2kg meat (venison or beef fillet)
150ml red wine vinegar* (for basting)
50ml Worcestershire sauce
500g fine sea salt
150g brown sugar
2 Tbs coriander seeds, coarsely ground
1 Tbs black pepper, coarsely ground
1 Tbs bicarbonate of soda
2 tsps paprika
*Substitute with any type of vinegar.
mixed leaf lettuce
handful cape gooseberries
2 fresh gs
Cut the meat into strips about 4cm thick. Pack the meat into a smallish bowl, so that it ts
tightly. Add the vinegar and Worcestershire sauce. Leave for 30 minutes.
Mix the coriander and pepper together in another bowl. In a third bowl, mix the salt, sugar
and bicarbonate of soda together.
Remove meat from marinade, but reserve marinade for later use. Add the meat to bowl of
spices, mixing it around until evenly coated. Save any spices that don't stick. Bury the spiced meat in the salt and sugar mixture and leave for 3 hours. Thereafter, remove meat from brine and dip it back into the reserved marinade for another 5 minutes.
When removing meat from marinade, use marinade to wash all the salt off (don't skip this bit or the biltong will be unbearably salty). Squeeze the meat to remove as much liquid as

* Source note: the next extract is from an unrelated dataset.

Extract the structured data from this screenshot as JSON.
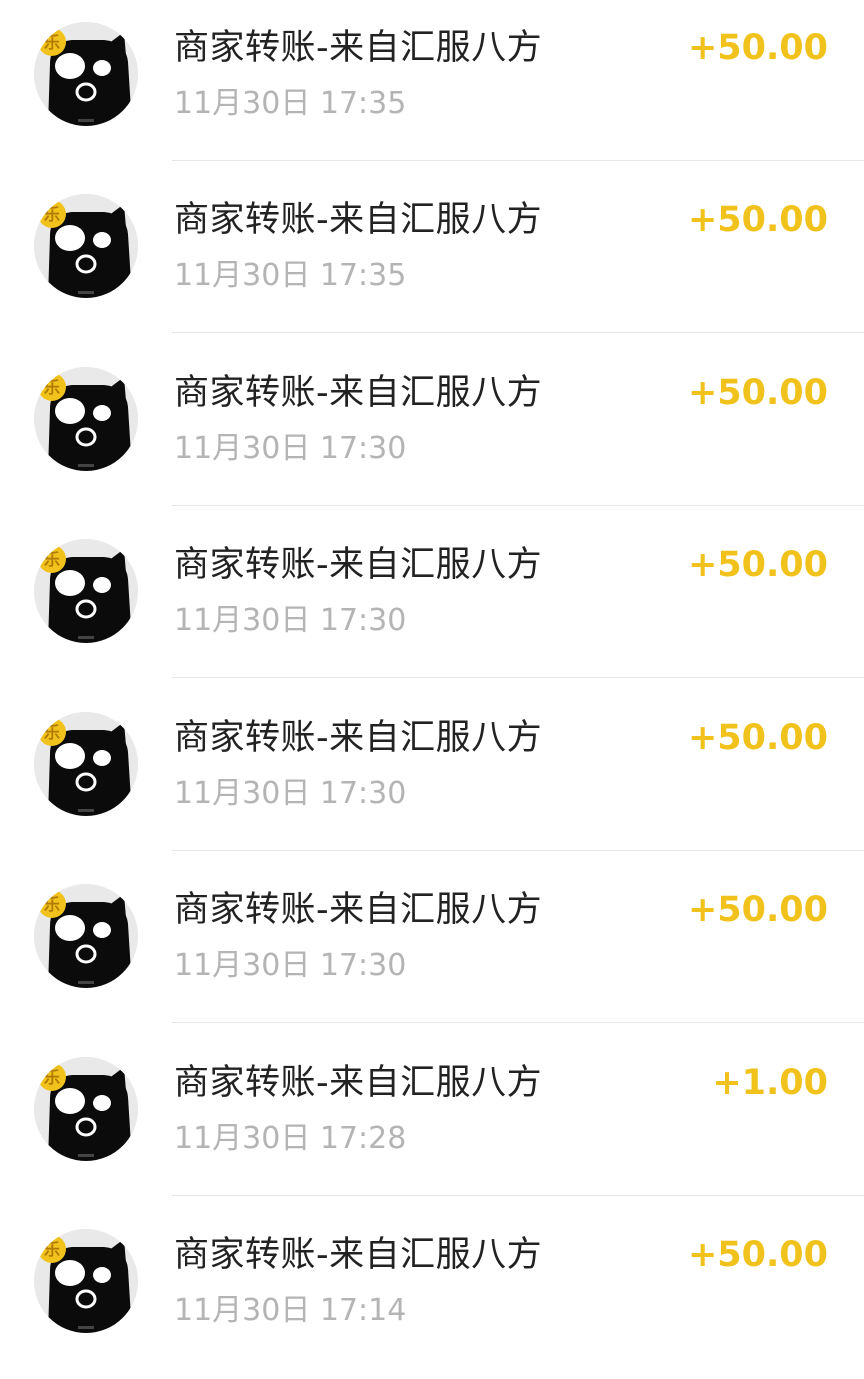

possible. Roll in the spices once more. The meat is now ready for hanging.
Cut lengths of string, and tie them tightly around one end of each beef strip. Tie the string up to hang, making sure that each piece hangs freely without touching anything on the sides or bottom.
Depending on the amount of meat and method of drying you use, it can take anything from 24 hours to 10 days to complete the process. Personal taste also comes into play, as some like their biltong moist while others prefer it tough as old boots.
Once your biltong is done, slice thinly and arrange on a plate with lettuce, seasonal berries, figs, nuts and sprouts.
Cooks in: 4 hours
Pairs well with Offspring Cape Red Blend.